Animated Ambien – Nichijou 0

 

Warning: Action speedlines not indicative of actual content.

Talk about a disappointment. Kyoto Animation’s Nichijou, an adaptation of the 4-koma manga that ran in Shonen Ace, originally interested me because most sources described it as a mix between Azumanga Daioh and Cromartie High School. Both of those shows would make my top 10 anime list. Episode 0, however, contains entirely original content not found in the manga, and it doesn’t exactly speak well for the competence of the staff.

Simply put, Nichijou is one of the worst things I’ve ever watched.

Pictured at left: the only interesting character.

What I Liked

The Art: Even if KyoAni’s writing and pacing hasn’t been consistent, everything I’ve seen (starting from the first Haruhi season) has at least been pretty to look at. The same is true of Nichijou. The character designs are simple yet distinct and charming, and the animation is smooth. My only gripe is that there’s very little shading to speak of, so scenes often look quite flat. I’m unsure whether that’s intentional (to give it a manga feel) or not, but it’s something that bothered me a little.

What I Hated

It’s Not Funny: Yeah. It really isn’t. In fact, it took the show 12 minutes to finally get to something that was kinda sorta worthy of a chuckle. For a show that’s ostensibly a comedy, not being funny is a death sentence. Of course, you’re probably wondering why it’s not funny. That…will take a rather lengthy explanation. So here’s what I’ll do. Instead of giving you a huge rambling wall of text here, I’ll break down everything that sucks the humor out of the show in the following, orderly sections. Sound good? Then here we go.

An accurate representation of my reaction to the entire show.

The Mundane is Mundane: The vast majority of what I assume are supposed to be jokes in this episode come from events that happen in everyday life. That’s a premise that can definitely work. Azumanga Daioh and Yotsuba&! derive a lot of their fantastic comedy from seemingly mundane stuff, after all. The problem is that, in those two comedies, the absurdity of the characters and their actions breath life into an otherwise forgettable moment. The dichotomy is what makes it work. Similarly, Cromartie High School works because the characters treat the insane things happening around (and to) them with all the seriousness of a CIA analyst. Again, the dichotomy drives the humor. In Nichijou, however, the normal characters react normally to normal things happening. Everything is bland. Even the Professor’s robot acts like a normal (albeit ditzy) person. Or to use a more in-depth example, at one point Mio tries to cheer Yuko up after seeing her terrible quiz score. She imagines her effort as a fisherman trying to catch a fish. That analogy immediately makes perfect sense, and that’s the problem. It’s a completely normal analogy.
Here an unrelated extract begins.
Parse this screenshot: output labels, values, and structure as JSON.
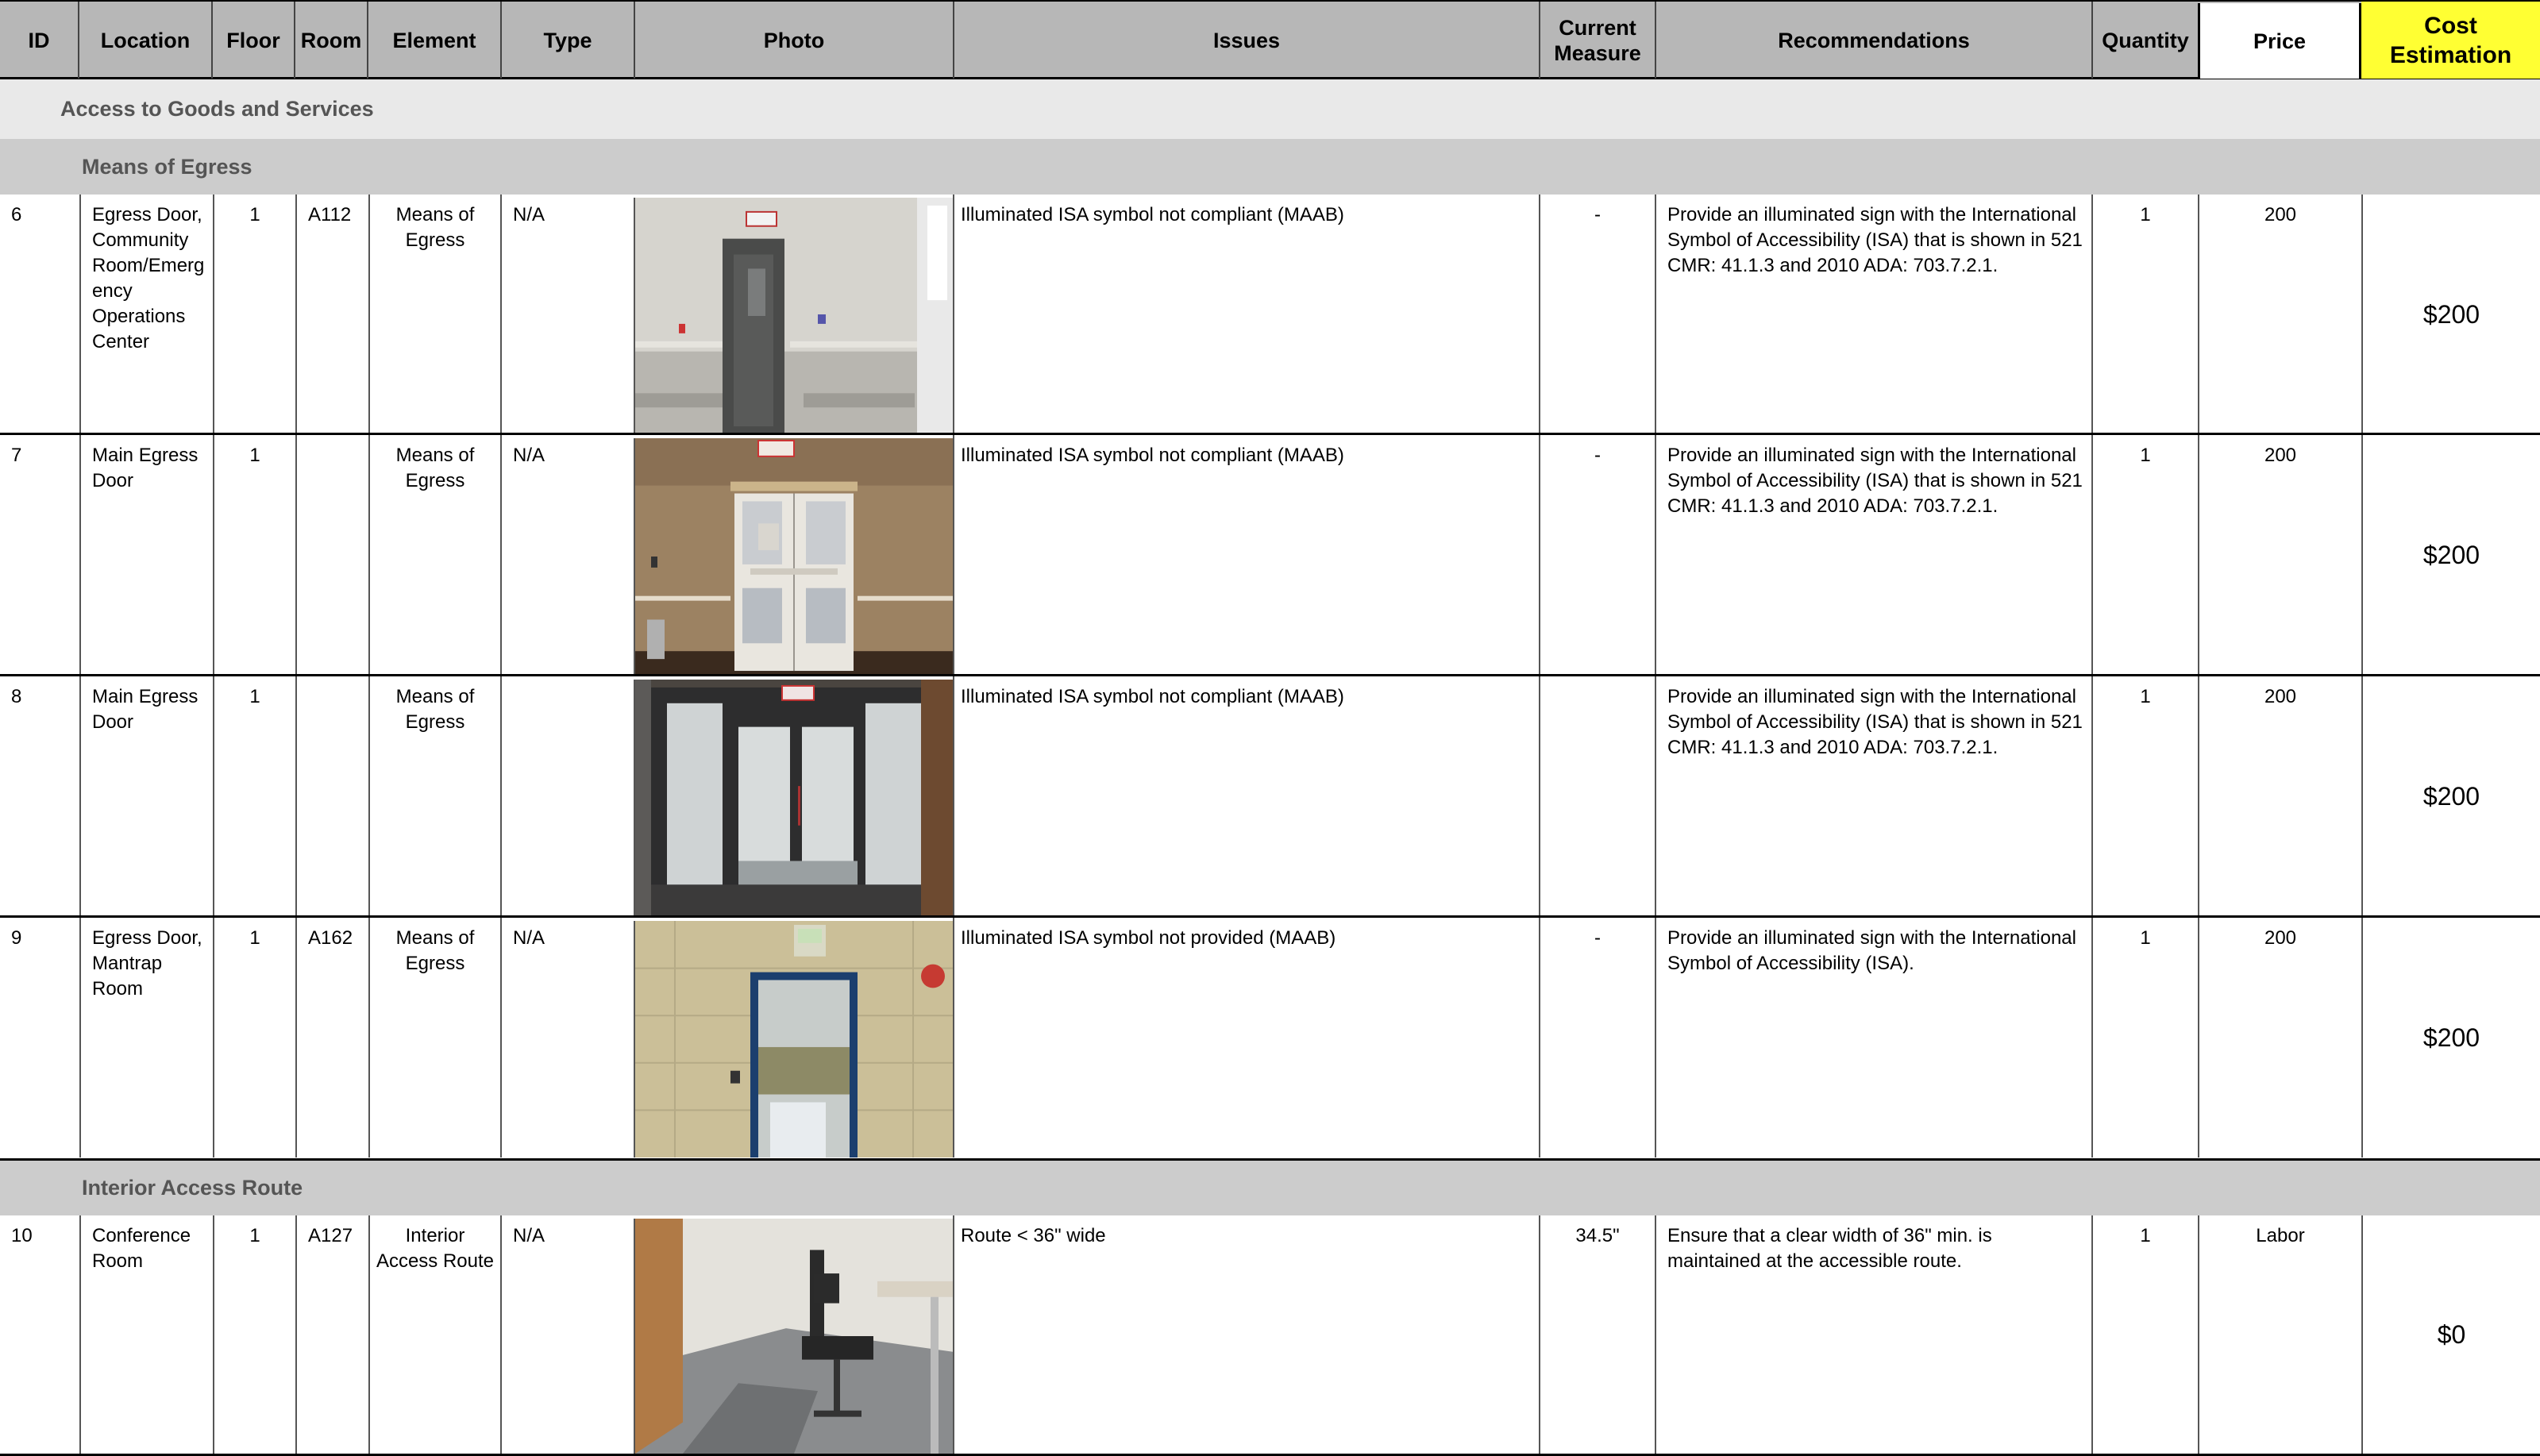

If it were funny, my reaction wouldn’t be, “Okay, that makes sense.” It would be, “Oh wow, I never would have thought of that, but it totally works!” See the difference? Comedy needs to be somewhat unexpected in either character reactions or circumstances. Nichijou almost always goes the normal–and completely obvious–route.

It’s Repetitive: Nine minutes are spent on the “Mio encourages Yuki” sketch, wherein the dialogue all but repeats itself for around five of those minutes. The same is true of the Professor sketch, though at least it has Sakamoto–the talking cat–to break up the monotony occasionally. The last sketch is mercifully short and actually contains some variety, but it still seems to rely completely on the cuteness of the character designs to hold anyone’s interest. That’s pathetic. Over half the show is devoted to telling two jokes over and over in slightly different fashions. Even Squid Girl couldn’t pull that off with it’s wacky American scientist segments. Comedy shows are at their best when they base a sketch on a core joke and use that as a springboard to make several different yet related jokes. Nichijou doesn’t even try to think beyond the very first idea.

It’s Not Even So Bad It’s Good: I’ll be honest. Sometimes I enjoy a good train wreck. It’s why I forced Jon to watch Angel Cop with me. [Ed: Don’t forget all those terrible Nicholas Cage movies.] Unfortunately, Nichijou is so bland that even its failures are boring. It’s hard to even feel angry about the whole thing. I mean, how can I possibly get worked up over a show with so little substance? It’s not funny. It’s not clever. It’s not absurd. It’s not even offensive. It’s just…there. Like those generic family photos they always put in picture frames at the store. You barely even acknowledge their existence until its time to throw them away.

Overall Impressions

Nichijou episode 0 is a complete waste of time. It’s bland and utterly forgettable. The only thing it actually accomplished is making me reflect on all the useful things I could have done if I hadn’t watched it. For example, I could have cleaned the bathroom sinks. Or vacuumed the carpet. Yes, that’s right. I would rather do household chores than watch Nichijou.

On the bright side, I now know exactly what to watch if I ever need a sleep aid.

Rating